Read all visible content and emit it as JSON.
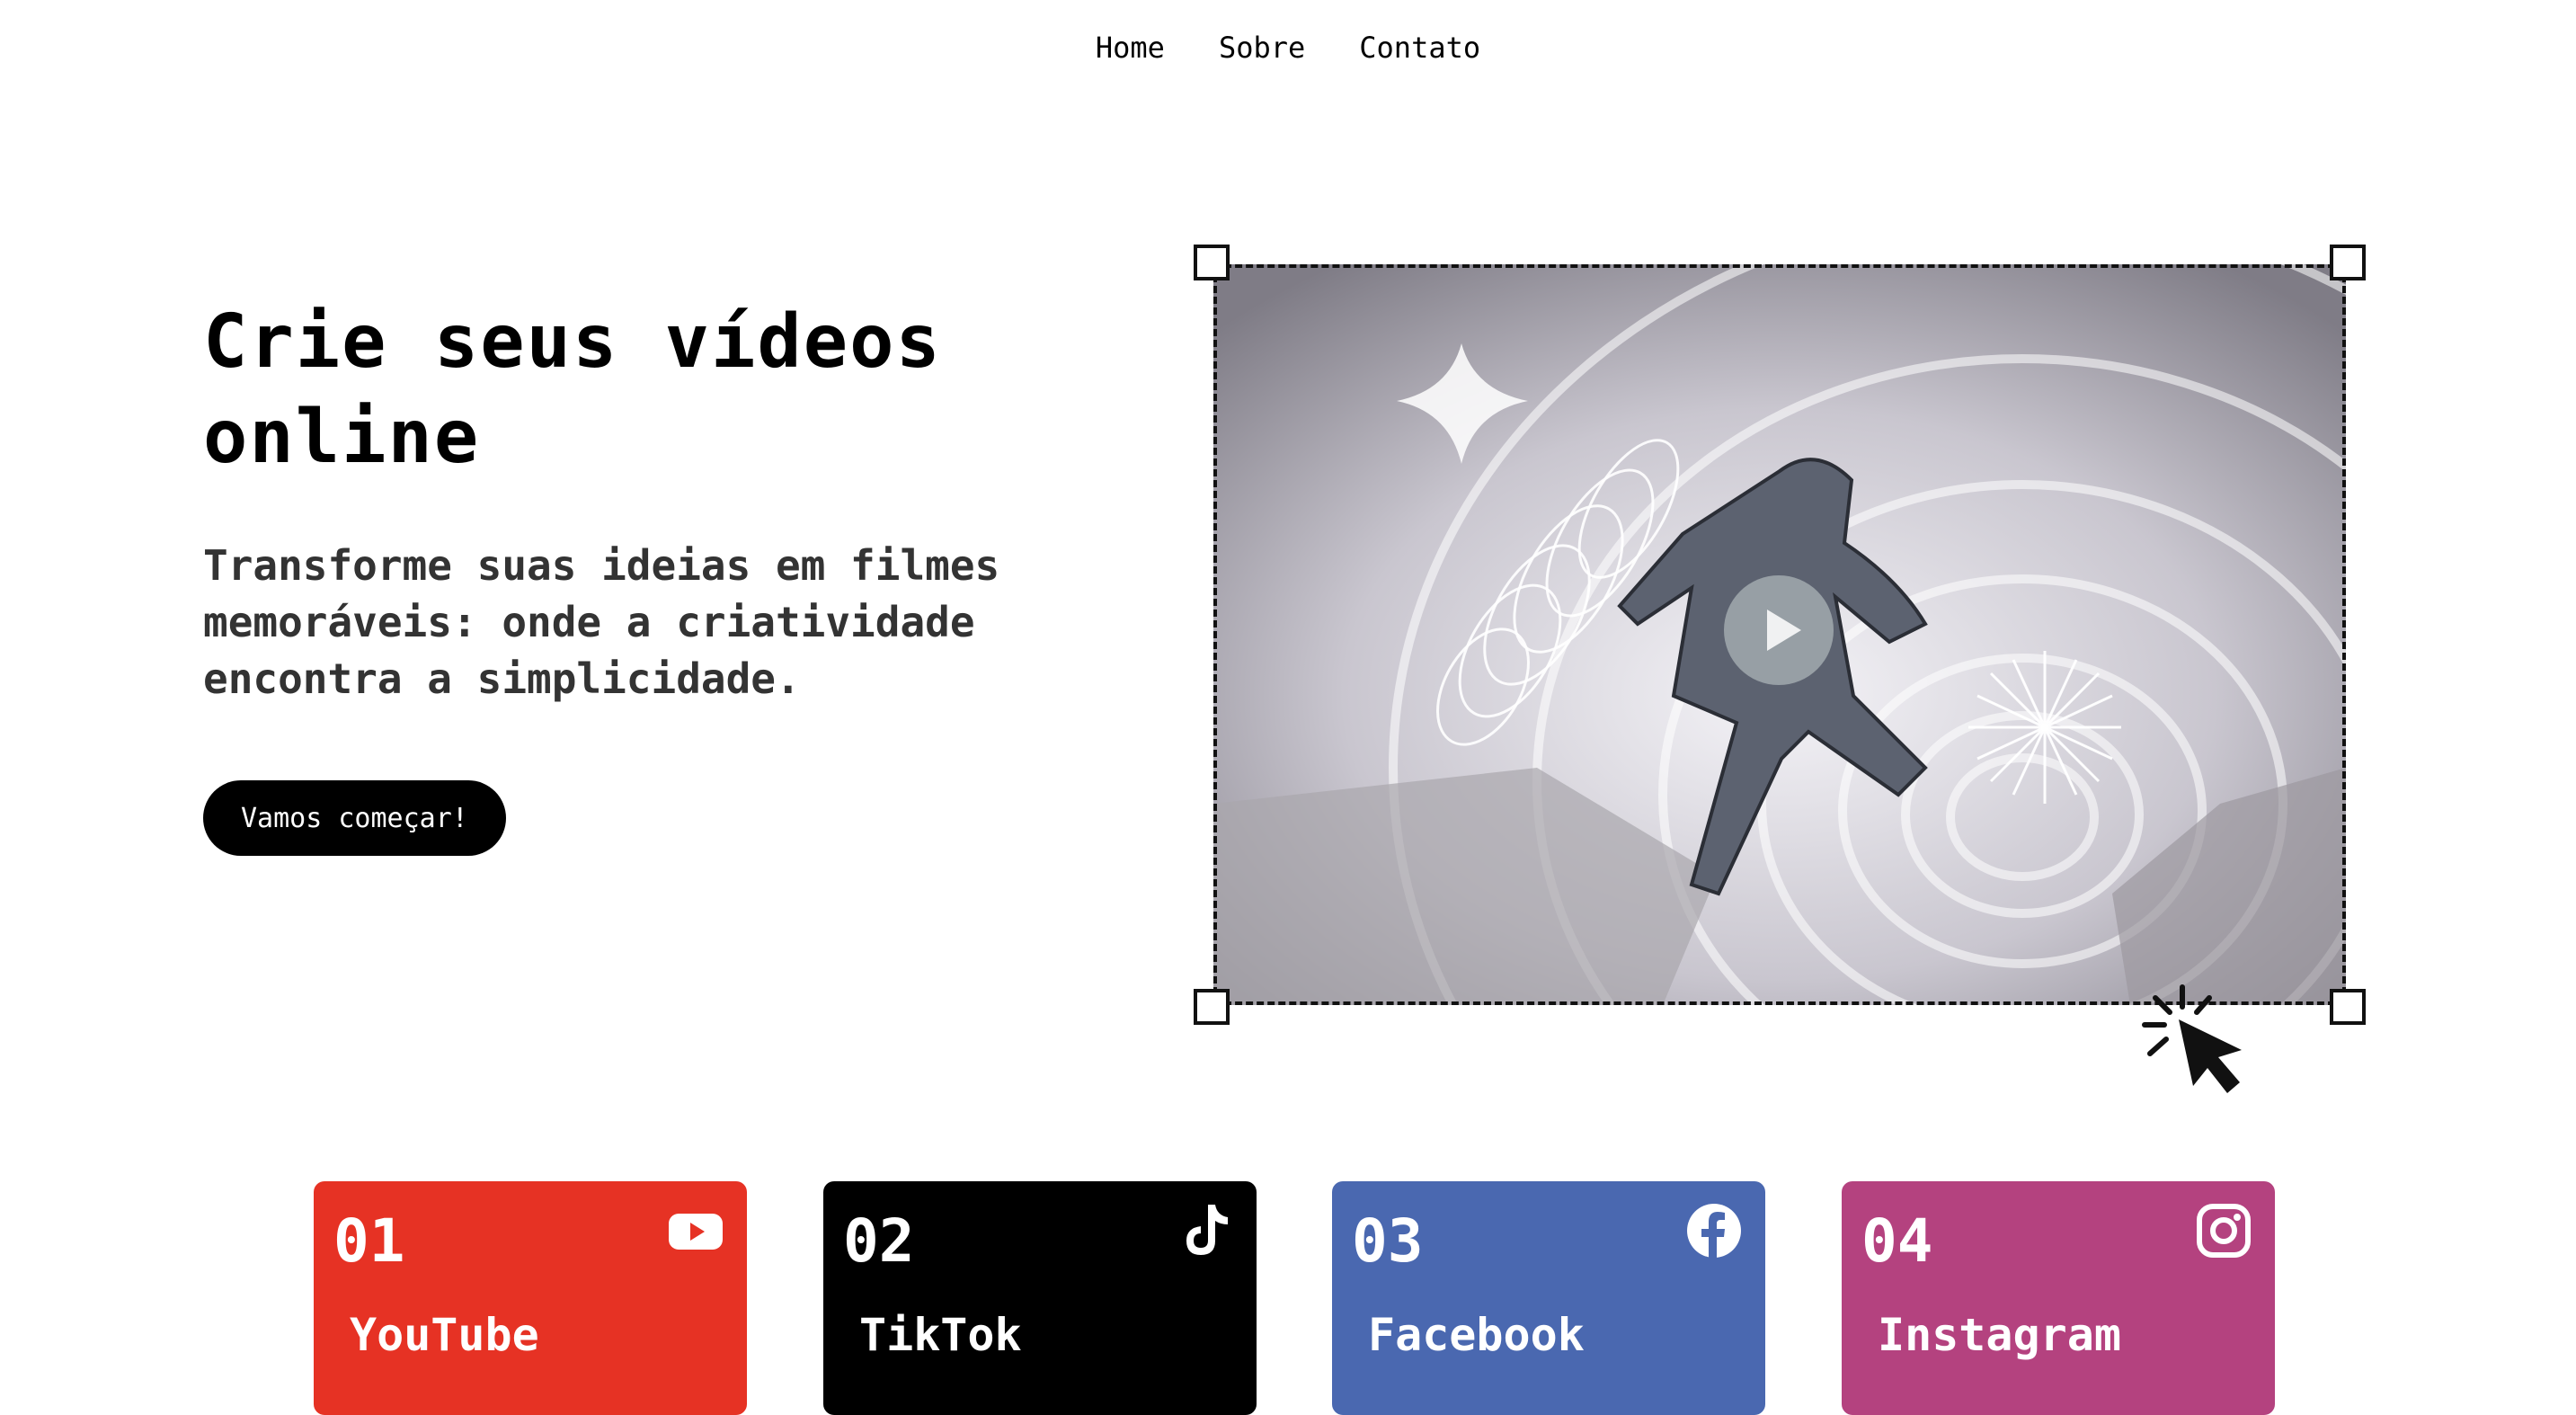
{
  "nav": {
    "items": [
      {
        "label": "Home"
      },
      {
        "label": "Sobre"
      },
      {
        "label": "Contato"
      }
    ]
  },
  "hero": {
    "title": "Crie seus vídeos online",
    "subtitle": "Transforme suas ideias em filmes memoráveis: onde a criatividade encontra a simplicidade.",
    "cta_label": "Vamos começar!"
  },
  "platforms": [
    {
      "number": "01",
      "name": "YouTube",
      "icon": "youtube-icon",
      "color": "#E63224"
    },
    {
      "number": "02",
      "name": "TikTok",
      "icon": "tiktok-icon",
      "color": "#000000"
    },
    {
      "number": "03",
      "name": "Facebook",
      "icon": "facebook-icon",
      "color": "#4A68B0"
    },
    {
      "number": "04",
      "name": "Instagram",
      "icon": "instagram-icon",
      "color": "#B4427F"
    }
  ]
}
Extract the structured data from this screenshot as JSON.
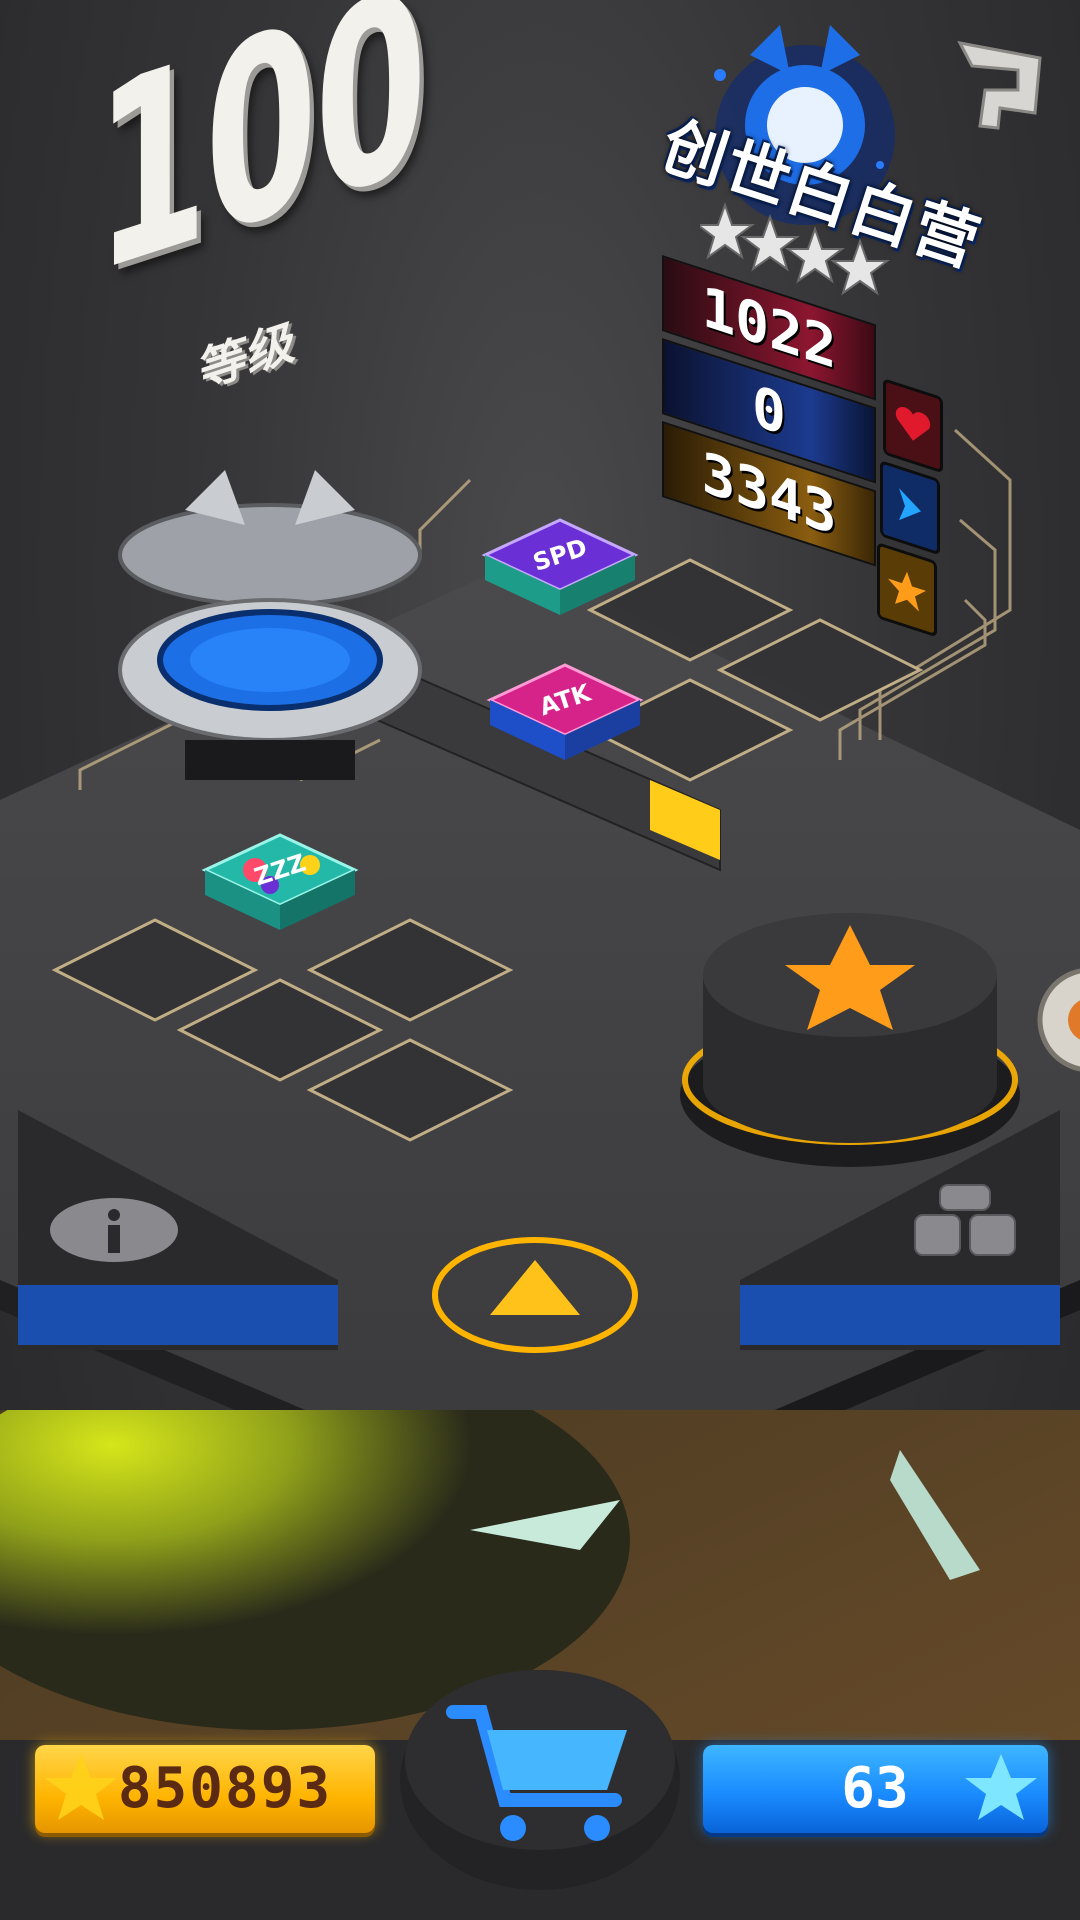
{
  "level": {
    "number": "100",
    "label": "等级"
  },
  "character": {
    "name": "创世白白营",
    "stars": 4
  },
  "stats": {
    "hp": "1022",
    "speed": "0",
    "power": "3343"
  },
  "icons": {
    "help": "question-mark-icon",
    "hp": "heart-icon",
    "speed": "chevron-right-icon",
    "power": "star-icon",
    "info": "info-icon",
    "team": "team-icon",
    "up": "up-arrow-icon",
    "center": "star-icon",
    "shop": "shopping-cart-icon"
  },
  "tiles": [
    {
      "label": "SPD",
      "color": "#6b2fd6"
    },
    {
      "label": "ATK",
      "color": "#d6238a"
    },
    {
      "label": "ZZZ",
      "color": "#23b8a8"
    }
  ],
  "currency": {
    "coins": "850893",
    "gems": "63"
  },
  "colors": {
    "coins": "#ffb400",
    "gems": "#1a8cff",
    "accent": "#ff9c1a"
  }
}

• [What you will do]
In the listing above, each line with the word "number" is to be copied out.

• [Result of the task]
      "number": "01",
      "number": "02",
      "number": "03",
      "number": "04",
    "number": "100",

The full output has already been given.